In January the automaker unveiled a personal air vehicle (PAV) concept at the Consumer Electronics Show (CES) in Las Vegas. Called S-A1, the 'flying taxi' is driven by multiple electrically driven rotors, giving it a range of 60 miles (100km) and a cruising speed of up to 180 mph at an altitude of up to 600 metres.

The four partners signed a memorandum of understanding (MoU) earlier this month with the aim of launching a commercial flying taxi service by 2028. 

In June the South Korean government announced a national 'UAM Roadmap' outlining the steps needed to commercialise UAM vehicles in the country.

Hyundai Motor said it would align its UAM programme with the roadmap and would also join the Korean UAM Grand Challenge, the public private joint demonstration project that provides the basis for jointly studying the construction and operation of 'vertiports', or airports for UAM vehicles.
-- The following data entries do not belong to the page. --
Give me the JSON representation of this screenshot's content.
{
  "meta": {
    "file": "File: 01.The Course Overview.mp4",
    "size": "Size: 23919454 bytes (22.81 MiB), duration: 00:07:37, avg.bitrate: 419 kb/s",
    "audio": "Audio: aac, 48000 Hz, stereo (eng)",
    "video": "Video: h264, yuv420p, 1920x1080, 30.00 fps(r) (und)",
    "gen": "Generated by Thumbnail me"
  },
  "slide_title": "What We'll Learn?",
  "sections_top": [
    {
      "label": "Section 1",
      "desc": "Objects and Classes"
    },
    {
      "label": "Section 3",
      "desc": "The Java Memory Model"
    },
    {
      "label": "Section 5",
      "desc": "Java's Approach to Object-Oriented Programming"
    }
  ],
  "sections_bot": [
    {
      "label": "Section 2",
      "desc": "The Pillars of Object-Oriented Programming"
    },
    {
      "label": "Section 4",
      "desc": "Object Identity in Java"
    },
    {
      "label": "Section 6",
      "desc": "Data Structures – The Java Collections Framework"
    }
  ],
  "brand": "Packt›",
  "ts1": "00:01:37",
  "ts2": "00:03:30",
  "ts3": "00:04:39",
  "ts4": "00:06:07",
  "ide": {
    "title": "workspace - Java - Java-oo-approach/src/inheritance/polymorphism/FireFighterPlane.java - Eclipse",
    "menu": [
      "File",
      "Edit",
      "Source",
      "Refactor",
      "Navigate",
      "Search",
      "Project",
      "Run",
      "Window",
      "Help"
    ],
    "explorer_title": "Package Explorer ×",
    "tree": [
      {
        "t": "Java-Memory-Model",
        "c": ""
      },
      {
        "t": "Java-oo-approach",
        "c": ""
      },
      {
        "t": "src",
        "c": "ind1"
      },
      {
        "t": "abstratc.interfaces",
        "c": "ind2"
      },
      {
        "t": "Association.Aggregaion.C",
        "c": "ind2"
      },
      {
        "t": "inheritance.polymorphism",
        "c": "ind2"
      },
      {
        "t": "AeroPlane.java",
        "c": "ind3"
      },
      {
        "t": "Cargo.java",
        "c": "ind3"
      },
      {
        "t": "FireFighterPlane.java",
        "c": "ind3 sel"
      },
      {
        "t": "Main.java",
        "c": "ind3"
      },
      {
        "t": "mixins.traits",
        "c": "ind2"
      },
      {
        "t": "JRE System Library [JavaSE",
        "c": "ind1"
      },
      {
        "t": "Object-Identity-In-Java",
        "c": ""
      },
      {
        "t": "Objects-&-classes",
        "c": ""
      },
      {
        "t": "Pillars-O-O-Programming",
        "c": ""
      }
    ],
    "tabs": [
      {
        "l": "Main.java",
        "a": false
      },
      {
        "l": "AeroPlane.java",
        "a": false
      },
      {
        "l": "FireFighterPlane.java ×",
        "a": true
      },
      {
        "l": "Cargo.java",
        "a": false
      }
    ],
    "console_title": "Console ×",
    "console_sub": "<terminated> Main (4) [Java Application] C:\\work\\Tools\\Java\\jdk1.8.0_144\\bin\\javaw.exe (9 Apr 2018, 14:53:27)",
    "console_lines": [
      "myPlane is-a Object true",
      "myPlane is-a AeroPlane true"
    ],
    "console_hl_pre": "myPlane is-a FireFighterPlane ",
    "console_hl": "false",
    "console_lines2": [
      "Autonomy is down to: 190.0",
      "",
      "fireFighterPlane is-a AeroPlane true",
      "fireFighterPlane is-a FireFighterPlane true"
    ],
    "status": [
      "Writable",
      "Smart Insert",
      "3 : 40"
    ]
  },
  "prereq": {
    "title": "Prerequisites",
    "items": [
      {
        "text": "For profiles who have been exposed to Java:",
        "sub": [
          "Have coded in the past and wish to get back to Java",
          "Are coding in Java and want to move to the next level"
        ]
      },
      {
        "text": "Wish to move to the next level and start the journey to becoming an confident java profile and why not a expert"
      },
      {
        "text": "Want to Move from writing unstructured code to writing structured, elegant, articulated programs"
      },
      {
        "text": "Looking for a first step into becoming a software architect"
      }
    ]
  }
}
Hyundai would push forward with the development of the overall UAM vehicle business while IIAC would look to establish the required infrastructure and would study the feasibility of utilising UAMs vehicles as airport shuttles, Hyundai Construction would be responsible for building the vertiports and transit hubs and KT would install the communication infrastructure.

Jaiwon Shin, executive vice president and head of Urban Air Mobility Division at Hyundai Motor, said: "The breadth and depth of this partnership shows what it will take to build a comprehensive UAM ecosystem to serve megacities like Seoul. Building a robust infrastructure and business model is just as important as developing innovative UAM vehicles. This partnership demonstrates Hyundai's commitment to facilitating progress for humanity by ushering in a new era of urban air mobility that will revolutioniSe transportation."